Consciousness - further reading

This page lists books related to the article What is Consciousness?
There are a huge number of books related to consciousness, and so this page will only be able to look at a small area of the subject. Thus I'll restrict myself to books aimed at the popular science market, and mostly to books dealing with the philosophical questions discussed in the article, although the penultimate paragraph will look at some less philosophical books. Also, I'll not mention all the relevant books by a particular author. If you're looking for more, then there's a large bibliography on David Chalmer's website.

Physicalism vs Dualism

Despite the majority of people having what amounts to a dualistic point of view, Cartesian Dualism has been out of favour in academic circles for some time. This seems to mean that those defending a dualistic type of theory often invent a new name for it which tends to make an already difficult subject even more confusing.

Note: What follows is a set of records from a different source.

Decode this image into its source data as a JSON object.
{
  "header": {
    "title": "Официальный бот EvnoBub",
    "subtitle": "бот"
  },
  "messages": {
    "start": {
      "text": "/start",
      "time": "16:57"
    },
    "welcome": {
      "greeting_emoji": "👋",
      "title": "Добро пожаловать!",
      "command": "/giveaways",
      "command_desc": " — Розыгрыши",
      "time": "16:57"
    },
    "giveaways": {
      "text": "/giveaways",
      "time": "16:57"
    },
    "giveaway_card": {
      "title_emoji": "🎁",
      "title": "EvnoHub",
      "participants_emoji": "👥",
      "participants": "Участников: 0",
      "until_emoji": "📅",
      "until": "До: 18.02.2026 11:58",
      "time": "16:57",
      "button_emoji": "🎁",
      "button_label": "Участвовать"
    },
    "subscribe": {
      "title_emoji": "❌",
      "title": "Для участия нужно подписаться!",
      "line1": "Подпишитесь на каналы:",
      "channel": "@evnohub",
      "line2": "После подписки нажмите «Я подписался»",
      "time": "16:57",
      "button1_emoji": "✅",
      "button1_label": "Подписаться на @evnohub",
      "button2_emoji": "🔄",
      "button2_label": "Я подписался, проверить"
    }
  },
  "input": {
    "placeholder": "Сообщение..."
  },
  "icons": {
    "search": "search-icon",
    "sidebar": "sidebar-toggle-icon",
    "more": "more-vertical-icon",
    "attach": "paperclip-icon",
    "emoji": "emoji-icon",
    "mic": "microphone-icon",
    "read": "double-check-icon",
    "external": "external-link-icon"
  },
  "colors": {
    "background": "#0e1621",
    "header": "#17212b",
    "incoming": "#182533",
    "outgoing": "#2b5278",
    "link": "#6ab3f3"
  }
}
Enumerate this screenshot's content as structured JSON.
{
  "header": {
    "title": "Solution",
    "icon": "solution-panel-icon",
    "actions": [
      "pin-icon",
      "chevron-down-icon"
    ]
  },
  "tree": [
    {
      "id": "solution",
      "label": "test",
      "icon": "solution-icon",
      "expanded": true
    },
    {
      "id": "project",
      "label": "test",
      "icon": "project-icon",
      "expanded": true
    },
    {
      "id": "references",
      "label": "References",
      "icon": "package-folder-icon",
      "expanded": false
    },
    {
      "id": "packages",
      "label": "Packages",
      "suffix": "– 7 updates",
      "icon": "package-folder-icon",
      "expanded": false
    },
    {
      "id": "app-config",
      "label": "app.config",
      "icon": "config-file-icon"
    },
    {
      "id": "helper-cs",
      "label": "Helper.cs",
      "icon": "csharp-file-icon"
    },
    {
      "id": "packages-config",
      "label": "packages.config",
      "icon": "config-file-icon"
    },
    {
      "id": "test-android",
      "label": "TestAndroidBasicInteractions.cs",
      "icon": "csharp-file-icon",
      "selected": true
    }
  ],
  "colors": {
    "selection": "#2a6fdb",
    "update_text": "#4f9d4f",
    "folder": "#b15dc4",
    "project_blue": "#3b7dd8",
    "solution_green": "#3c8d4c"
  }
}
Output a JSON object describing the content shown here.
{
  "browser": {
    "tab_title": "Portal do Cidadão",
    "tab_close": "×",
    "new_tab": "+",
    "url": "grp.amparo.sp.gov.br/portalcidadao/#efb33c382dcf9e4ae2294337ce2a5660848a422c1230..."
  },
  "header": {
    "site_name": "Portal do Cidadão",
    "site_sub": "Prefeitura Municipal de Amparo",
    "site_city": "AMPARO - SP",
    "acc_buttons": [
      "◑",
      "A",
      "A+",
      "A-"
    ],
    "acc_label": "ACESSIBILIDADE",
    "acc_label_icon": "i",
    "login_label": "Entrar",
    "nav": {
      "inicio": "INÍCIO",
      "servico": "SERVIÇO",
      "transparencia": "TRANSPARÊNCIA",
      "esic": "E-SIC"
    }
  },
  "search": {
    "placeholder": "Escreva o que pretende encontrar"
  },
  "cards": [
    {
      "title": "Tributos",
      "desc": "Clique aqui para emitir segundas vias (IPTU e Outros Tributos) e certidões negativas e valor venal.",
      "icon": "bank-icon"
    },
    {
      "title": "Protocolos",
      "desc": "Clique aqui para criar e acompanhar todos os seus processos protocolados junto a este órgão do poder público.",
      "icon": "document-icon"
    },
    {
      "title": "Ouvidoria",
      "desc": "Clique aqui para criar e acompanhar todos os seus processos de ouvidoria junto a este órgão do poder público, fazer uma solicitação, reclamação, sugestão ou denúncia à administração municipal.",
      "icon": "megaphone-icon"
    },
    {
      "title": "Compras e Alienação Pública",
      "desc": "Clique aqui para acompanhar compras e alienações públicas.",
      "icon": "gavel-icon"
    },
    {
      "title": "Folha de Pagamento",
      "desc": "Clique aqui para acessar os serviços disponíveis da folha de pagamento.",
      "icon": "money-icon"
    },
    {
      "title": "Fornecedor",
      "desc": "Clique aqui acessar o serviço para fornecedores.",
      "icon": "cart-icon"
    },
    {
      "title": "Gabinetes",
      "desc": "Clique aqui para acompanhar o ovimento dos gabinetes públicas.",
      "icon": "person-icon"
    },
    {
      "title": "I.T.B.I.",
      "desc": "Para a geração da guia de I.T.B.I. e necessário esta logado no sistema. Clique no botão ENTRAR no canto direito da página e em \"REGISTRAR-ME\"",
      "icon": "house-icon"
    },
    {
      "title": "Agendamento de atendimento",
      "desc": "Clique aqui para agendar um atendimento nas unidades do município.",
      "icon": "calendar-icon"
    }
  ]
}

Gilbert Ryle's 1949 book The concept of mind was highly influential. In this dualism is ridiculed as proposing a 'Ghost in the machine' . Note that Arthur Koestler's 1967 book The ghost in the machine is not specifically a reply to Ryle's comment, although it does have some chapters on the workings of the brain. However, this now looks rather dated, as does the the second part of The self and its brain by Popper and Eccles. The first part of this work is a philosophical defense of Dualism, but it chooses parallelism as its main opponent - rather a strawman in my point of view.

One of the strongest defenders of physicalism in recent decades has been Daniel Dennett. He has written many books for instance Consciousness explained, which go over the arguments in great detail, but as a result tend to be rather long. Dennett's most recent book Freedom Evolves is an explanation of how free will is compatible with physicalism. Naturally there are those who argue against Dennett's ideas, for instance John Searle in Minds, brains and science. However, Searle doesnt really fit into my classification of the four possible philosophies. A recent book with a dualist slant is A place for consciousness by Gregg Rosenberg

Other views

Parallelism seems to be a popular point of view, but most supporters don't seem to see the formidable objections. One person who does try to answer them is David Chalmers in The conscious mind. Support for mentalism is rather thin on the ground. Understanding consciousness by Mark Velmans starts of with a mentalistic viewpoint, but midway through it seems to switch to parallelism.

Since the early days of quantum theory there has been speculation that it is linked to consciousness in some way. Some accounts of this are highly mystical, but others have tried to make a reasonable argument, such as Roger Penrose in The Emperors New Mind.

Less philosophical

Some people have decided to steer away from an excess of philosophy and look more at how the mind is put together. If you think that this approach is more suited to your tastes then I would suggest reading The private life of the brain and other works by Susan Greenfield. On the robotics/artificial intelligence side there is How to build a mind by Igor Aleksander. Chemistry of conscious states takes a medical viewpoint, with John Hobson making the point that in treating mental illness the brain and the mind have to be considered together. Steven Rose's books tend to be more speculative for example the 21st century brain.


Since the subject is so vast and confusing, it is useful to have an overview of the different arguments. Note that even if a work is attempting to present a balanced view, its author is likely to have their own slant. One very good overview is Consciousness by Rita Carter. In The Mystery of Consciousness, John Searle looks at and criticises the viewpoints of several writers in this field. You may also be interested in Mindwaves which is a collection of articles edited by Susan Greenfield and Colin Blakemore. Normally I find single works preferable to such collections, but here I think the variety of viewpoints is useful in understanding the subject.